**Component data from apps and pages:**
========================
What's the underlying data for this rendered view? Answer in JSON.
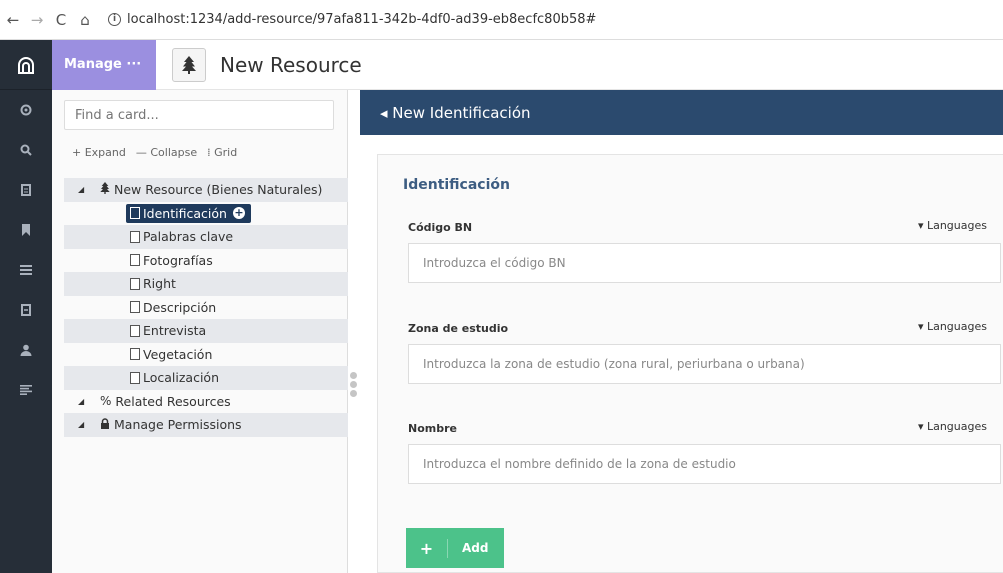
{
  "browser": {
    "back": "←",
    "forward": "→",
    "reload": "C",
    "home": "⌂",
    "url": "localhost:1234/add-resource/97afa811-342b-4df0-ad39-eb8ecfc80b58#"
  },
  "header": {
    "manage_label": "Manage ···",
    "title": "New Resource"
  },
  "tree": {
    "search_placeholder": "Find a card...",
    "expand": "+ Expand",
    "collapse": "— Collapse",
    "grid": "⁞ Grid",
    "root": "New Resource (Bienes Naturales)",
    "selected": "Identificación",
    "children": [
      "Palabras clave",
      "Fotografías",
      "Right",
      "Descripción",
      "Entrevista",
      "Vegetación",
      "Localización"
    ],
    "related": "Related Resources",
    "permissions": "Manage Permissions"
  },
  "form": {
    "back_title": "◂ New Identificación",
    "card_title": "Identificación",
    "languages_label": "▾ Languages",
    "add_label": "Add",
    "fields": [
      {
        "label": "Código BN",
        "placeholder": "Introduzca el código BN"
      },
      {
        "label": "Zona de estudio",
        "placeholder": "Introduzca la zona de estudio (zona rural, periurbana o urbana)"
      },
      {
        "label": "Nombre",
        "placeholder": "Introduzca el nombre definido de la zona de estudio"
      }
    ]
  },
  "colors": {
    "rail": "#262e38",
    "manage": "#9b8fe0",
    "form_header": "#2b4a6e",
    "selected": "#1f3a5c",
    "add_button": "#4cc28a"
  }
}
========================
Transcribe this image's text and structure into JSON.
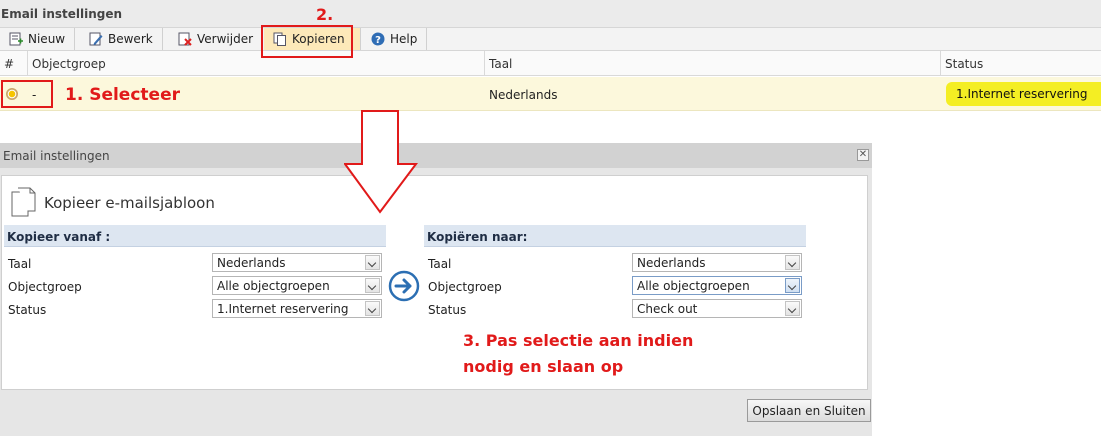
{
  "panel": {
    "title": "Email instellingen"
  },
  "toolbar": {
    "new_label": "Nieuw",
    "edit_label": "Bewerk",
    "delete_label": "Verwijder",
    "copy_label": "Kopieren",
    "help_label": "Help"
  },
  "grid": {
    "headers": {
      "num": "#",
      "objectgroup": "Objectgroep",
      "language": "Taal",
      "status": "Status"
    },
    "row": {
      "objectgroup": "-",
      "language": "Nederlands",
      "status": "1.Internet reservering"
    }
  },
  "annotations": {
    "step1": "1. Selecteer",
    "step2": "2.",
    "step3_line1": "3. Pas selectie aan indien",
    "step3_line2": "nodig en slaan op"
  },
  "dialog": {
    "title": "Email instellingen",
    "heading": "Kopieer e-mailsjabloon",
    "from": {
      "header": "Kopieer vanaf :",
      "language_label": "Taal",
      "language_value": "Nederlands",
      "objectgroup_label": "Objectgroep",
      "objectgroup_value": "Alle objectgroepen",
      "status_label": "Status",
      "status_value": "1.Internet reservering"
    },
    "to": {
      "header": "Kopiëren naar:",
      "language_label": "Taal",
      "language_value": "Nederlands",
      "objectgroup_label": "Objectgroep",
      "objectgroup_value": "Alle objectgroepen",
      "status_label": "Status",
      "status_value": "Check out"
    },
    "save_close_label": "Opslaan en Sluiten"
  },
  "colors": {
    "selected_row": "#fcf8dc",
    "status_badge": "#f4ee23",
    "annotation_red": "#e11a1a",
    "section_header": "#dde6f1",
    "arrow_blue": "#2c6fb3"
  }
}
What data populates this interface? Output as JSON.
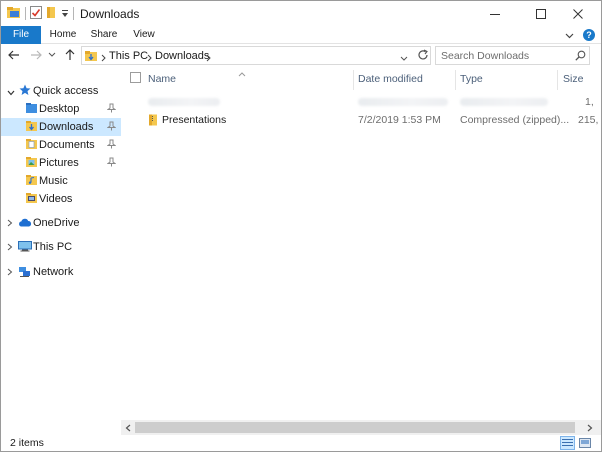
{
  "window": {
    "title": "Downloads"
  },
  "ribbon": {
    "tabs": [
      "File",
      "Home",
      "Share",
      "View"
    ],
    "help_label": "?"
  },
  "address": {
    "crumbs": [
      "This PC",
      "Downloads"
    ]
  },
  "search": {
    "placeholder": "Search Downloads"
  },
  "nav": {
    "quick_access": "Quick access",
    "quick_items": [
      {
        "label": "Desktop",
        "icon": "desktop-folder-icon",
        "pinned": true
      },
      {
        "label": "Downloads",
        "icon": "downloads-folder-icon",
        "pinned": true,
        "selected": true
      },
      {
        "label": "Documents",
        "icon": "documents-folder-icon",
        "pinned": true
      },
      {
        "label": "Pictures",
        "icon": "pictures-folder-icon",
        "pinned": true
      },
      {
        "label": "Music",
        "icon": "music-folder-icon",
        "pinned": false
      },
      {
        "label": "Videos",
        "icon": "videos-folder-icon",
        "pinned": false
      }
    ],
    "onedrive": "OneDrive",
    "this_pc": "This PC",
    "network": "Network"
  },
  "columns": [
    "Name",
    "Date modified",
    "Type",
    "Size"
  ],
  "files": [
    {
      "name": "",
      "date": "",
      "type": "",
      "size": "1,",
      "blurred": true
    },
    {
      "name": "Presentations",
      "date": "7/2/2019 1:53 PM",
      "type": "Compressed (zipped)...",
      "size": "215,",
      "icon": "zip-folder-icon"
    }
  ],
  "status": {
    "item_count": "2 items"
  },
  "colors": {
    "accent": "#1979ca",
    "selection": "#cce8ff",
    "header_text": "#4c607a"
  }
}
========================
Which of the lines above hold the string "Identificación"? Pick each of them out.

**Response box:**
    "selected": "Identificación",
    "back_title": "◂ New Identificación",
    "card_title": "Identificación",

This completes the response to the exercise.